▶ _About this exercise_
The answer must be one number: how many lines in the records below contain the word "position".

== Task inputs

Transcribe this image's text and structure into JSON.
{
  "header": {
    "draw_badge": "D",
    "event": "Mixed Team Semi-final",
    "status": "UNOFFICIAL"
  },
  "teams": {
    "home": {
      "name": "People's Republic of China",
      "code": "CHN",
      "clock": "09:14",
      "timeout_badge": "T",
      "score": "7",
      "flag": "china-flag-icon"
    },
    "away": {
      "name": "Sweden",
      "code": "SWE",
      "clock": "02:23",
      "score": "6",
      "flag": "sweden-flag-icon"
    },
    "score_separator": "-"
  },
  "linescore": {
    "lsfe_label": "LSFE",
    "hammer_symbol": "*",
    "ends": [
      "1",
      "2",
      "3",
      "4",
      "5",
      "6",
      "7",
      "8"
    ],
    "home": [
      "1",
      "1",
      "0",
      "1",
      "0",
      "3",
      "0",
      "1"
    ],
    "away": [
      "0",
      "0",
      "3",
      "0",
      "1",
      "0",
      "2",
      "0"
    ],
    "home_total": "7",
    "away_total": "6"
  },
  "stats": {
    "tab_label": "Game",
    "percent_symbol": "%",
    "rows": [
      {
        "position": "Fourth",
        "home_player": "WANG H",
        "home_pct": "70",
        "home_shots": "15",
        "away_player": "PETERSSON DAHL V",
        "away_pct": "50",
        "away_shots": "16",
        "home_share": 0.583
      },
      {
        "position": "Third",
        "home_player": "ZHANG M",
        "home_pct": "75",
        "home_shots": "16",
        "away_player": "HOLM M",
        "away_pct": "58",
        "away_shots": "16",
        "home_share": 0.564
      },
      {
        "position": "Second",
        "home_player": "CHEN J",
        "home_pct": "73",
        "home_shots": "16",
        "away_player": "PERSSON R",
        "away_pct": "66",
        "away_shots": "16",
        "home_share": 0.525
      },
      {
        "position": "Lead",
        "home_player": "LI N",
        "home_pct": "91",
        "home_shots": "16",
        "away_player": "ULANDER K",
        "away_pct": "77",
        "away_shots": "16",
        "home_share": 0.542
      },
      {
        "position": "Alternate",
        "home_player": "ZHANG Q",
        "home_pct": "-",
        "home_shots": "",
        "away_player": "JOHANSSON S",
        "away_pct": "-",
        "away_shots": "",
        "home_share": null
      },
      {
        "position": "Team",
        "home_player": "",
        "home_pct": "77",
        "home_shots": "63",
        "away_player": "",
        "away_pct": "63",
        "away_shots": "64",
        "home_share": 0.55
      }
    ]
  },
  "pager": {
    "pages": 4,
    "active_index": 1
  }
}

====

▶ _Solution for this exercise_
6